A week is far too long to spend reading a 300-page novel, no matter how small the text. My friends ask me often how I know whether I’ll like all the books I buy and I have no answer – I’m just lucky. Most of the time, that is. Oh yes, it’s one of those rare negative reviews.

Somewhere in New York state, an epidemic has sprung up that has turned children’s speech toxic to adults. All around the neighbourhood, parents fall ill as their children realise the power they have and begin to terrorise the community. Sam and his wife Claire are left with a horrible decision – do they stay with their teenage daughter, or abandon her to get to the quarantine where they can start to recover?

Sam soon finds himself lumbered with the unwanted company of Murphy, a large man who seems to know too much about what’s going on, though is almost certainly not to be trusted. He knows things that only Sam, Claire and the other Jewish members of the neighbourhood know, thanks to their secret forest synagogues. As the plague worsens, soon it isn’t just children that can cause damage. Before long, all communication becomes nigh-on impossible, and there’s a race on to find a cure, or at least a method of communication that won’t kill everyone.

On the Venn diagram of literature, this book sits somewhere between Nod, Lexicon and Lord of the Flies, all of which are better written and more engaging – and I say that having really disliked Lord of the Flies, too. The premise, that of a toxic language, is really great and I was hoping for a novel that would run with the idea, and while this one does, it feels like it’s going the wrong way. The language is dense and quite pretentious. There seems to be a big issue made of the main characters being Jewish, with an early theory being that it was only Jewish children who were causing the sickness, but there’s never a definite answer as to whether this is how it started or not. None of the characters are remotely pleasant people, especially Sam and Claire’s teenage daughter Esther, who is presumably painted in a negative light so that we don’t feel bad when they plot to leave her behind.

The reviews on the cover suggest that the book is funny, too, but that’s passed me by. It’s not that I didn’t “get” the jokes, it’s just that I couldn’t find any to get. There’s nothing remotely funny here, and if anything I would describe the book with a single altogether different word: harrowing. Ben Marcus has painted a rather shocking world, and the images are very visceral, made more so by the fact there isn’t, by the nature of the plot, much dialogue.

Are there redeeming features?

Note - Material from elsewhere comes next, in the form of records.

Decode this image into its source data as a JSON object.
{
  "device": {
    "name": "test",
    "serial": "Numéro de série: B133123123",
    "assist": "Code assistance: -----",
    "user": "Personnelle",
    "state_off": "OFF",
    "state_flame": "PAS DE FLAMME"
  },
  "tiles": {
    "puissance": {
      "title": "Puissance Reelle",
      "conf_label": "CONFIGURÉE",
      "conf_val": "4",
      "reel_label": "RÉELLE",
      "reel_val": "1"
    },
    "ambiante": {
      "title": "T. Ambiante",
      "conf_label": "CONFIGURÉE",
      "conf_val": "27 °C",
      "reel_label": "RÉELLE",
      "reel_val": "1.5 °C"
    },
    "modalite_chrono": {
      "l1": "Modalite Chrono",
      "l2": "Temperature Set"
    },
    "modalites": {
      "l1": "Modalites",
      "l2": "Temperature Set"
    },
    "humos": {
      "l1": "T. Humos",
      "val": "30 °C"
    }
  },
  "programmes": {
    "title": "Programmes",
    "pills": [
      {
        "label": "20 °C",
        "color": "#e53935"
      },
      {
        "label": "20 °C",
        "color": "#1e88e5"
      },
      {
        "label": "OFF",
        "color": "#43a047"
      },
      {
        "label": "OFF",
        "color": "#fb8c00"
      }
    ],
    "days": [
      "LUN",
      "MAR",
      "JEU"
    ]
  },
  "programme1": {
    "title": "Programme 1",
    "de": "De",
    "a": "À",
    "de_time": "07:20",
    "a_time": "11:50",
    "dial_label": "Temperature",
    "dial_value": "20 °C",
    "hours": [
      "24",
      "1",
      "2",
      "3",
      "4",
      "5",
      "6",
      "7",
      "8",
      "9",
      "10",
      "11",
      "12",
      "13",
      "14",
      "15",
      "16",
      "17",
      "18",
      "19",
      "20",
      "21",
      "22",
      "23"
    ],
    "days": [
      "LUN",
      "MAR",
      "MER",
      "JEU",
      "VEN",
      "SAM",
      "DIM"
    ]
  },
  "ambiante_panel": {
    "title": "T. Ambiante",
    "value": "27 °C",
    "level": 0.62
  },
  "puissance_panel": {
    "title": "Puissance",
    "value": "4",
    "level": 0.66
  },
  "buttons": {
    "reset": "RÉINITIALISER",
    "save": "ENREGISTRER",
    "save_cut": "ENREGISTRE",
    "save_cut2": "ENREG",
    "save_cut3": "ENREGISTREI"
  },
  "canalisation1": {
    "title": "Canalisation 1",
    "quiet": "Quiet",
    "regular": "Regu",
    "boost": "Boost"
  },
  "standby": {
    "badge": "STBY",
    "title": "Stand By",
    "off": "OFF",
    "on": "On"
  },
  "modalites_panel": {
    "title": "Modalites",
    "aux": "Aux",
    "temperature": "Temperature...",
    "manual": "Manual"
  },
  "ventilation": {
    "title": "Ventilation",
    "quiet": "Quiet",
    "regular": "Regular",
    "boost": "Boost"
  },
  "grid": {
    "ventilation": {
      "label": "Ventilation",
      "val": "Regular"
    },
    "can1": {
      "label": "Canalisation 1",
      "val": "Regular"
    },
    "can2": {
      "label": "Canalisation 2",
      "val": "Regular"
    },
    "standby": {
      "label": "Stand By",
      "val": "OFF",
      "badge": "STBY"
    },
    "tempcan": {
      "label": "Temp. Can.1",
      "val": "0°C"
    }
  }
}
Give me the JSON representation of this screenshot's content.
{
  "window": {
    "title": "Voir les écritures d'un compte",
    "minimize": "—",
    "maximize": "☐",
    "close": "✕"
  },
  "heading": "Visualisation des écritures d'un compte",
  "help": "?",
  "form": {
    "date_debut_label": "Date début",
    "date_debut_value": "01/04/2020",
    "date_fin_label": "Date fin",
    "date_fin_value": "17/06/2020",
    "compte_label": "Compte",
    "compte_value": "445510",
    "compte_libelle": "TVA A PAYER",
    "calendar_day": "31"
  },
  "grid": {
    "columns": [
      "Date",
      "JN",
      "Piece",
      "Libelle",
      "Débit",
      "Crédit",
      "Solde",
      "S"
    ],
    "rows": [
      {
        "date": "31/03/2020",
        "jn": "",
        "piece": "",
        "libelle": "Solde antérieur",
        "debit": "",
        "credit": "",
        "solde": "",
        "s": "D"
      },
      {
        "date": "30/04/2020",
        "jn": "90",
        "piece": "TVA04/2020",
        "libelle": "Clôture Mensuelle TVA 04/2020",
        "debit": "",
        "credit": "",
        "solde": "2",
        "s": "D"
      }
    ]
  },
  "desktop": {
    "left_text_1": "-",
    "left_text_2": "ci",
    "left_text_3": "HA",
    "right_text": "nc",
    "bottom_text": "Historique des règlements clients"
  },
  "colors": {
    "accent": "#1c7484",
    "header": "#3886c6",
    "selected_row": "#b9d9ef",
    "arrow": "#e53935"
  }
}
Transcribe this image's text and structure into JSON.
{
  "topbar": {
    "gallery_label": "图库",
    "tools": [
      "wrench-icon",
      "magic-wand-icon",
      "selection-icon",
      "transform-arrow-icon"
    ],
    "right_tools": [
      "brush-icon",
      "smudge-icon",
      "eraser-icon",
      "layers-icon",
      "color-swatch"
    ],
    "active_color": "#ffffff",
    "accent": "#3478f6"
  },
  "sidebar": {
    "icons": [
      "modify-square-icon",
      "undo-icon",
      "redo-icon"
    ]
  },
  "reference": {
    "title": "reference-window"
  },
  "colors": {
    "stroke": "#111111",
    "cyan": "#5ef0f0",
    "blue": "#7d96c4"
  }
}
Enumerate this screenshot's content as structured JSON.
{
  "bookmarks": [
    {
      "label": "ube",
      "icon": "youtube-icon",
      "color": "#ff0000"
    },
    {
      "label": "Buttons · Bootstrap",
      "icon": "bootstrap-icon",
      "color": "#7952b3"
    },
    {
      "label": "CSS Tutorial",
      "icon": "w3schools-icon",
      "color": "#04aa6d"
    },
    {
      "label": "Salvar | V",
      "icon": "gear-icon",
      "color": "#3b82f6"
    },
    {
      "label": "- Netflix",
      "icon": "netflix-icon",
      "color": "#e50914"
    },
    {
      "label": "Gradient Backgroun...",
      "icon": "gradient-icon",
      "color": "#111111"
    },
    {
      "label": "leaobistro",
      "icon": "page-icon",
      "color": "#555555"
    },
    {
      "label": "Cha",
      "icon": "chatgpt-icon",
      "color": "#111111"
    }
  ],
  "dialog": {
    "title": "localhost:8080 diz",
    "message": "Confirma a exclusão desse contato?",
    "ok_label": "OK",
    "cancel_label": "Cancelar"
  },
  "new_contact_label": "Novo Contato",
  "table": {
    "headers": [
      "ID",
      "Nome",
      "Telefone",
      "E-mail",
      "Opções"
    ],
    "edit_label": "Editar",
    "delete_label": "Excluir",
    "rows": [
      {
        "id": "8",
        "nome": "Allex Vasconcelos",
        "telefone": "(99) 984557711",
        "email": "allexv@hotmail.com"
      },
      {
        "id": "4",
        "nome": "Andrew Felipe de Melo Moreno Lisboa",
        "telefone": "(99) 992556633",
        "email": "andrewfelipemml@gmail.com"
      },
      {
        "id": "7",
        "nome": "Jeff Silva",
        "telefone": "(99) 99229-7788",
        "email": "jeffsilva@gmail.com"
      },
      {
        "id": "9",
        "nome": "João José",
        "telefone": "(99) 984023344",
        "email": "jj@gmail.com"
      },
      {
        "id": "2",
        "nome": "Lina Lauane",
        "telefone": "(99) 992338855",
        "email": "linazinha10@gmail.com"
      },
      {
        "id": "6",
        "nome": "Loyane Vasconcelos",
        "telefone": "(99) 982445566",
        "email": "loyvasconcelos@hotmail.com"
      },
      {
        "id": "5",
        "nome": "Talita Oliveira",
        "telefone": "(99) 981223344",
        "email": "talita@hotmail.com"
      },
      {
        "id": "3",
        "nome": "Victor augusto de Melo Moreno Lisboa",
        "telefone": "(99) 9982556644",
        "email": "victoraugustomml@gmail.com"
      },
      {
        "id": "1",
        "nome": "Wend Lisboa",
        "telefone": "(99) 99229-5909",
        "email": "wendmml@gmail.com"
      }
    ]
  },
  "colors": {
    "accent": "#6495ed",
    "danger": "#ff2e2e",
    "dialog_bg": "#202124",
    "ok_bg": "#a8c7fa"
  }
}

Sure. The scenes where Sam is part of the team of scientists trying to invent a new alphabet or method of communication are quite fascinating, with a lot of imagination used to come up with any number of alternate patterns of speech, such as staining wood with water or constructing letters out of yarn that only form words when the right breeze is applied to them to give them shape. The rest of the time though, I can’t say I’m particularly bothered by what’s happening. I felt uncomfortable, and the endless references to the Jewishness of the main characters contrasted with images of emaciated victims is a horrifically stark reminder of the Holocaust. This seems too much, especially for a book billed as “funny”, and which seems, at it’s heart, to be a huge metaphor for the fact that parents don’t understand their children.

I found several mentions online emphasising that Marcus is experimenting with the art of novel-writing here. If that’s the case, then I conclude his experiment has failed. Time to go back to the lab.